# [Requirement]
Please copy out every line in the entries that includes the word "USGS".

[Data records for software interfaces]
/---

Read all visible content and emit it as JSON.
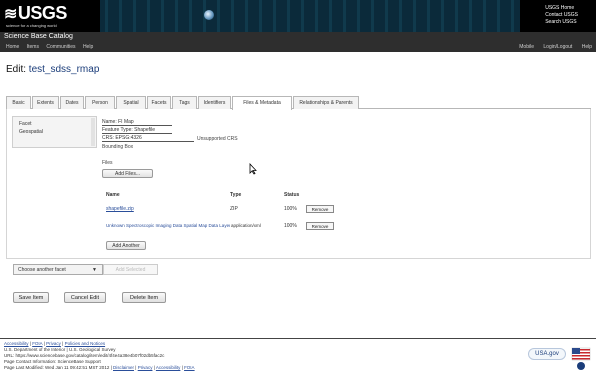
{
  "header": {
    "logo_text": "USGS",
    "tagline": "science for a changing world",
    "links": [
      "USGS Home",
      "Contact USGS",
      "Search USGS"
    ]
  },
  "titlebar": {
    "title": "Science Base Catalog",
    "nav_left": [
      "Home",
      "Items",
      "Communities",
      "Help"
    ],
    "nav_right": [
      "Mobile",
      "Login/Logout",
      "Help"
    ]
  },
  "edit": {
    "prefix": "Edit:",
    "name": "test_sdss_rmap"
  },
  "tabs": [
    "Basic",
    "Extents",
    "Dates",
    "Person",
    "Spatial",
    "Facets",
    "Tags",
    "Identifiers",
    "Files & Metadata",
    "Relationships & Parents"
  ],
  "sidebar": {
    "items": [
      "Facet",
      "Geospatial"
    ]
  },
  "form": {
    "field1": "Name: FI Map",
    "field2": "Feature Type: Shapefile",
    "field3": "CRS: EPSG:4326",
    "field3_extra": "Unsupported CRS",
    "field4": "Bounding Box",
    "files_label": "Files",
    "add_files_button": "Add Files...",
    "table_headers": [
      "Name",
      "Type",
      "Status"
    ],
    "files": [
      {
        "name": "shapefile.zip",
        "type": "ZIP",
        "status": "100%",
        "action": "Remove"
      },
      {
        "name": "Unknown Spectroscopic Imaging Data Spatial Map Data Layer",
        "type": "application/xml",
        "status": "100%",
        "action": "Remove"
      }
    ],
    "add_more_button": "Add Another"
  },
  "bottom": {
    "select_value": "Choose another facet",
    "add_selected": "Add Selected",
    "buttons": [
      "Save Item",
      "Cancel Edit",
      "Delete Item"
    ]
  },
  "footer": {
    "links_row": [
      "Accessibility",
      "FOIA",
      "Privacy",
      "Policies and Notices"
    ],
    "line2": "U.S. Department of the Interior | U.S. Geological Survey",
    "line3": "URL: https://www.sciencebase.gov/catalog/item/edit/4f4e4a38e4b07f02db5fac2c",
    "line4": "Page Contact Information: ScienceBase Support",
    "line5_text": "Page Last Modified: Wed Jan 11 09:42:51 MST 2012",
    "line5_links": [
      "Disclaimer",
      "Privacy",
      "Accessibility",
      "FOIA"
    ],
    "usagov": "USA.gov"
  },
  "colors": {
    "header_bg": "#000000",
    "link": "#2a4e9a",
    "heading_name": "#1b3d7a"
  }
}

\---

# [Task solution]
    "logo_text": "USGS",
      "USGS Home",
      "Contact USGS",
      "Search USGS"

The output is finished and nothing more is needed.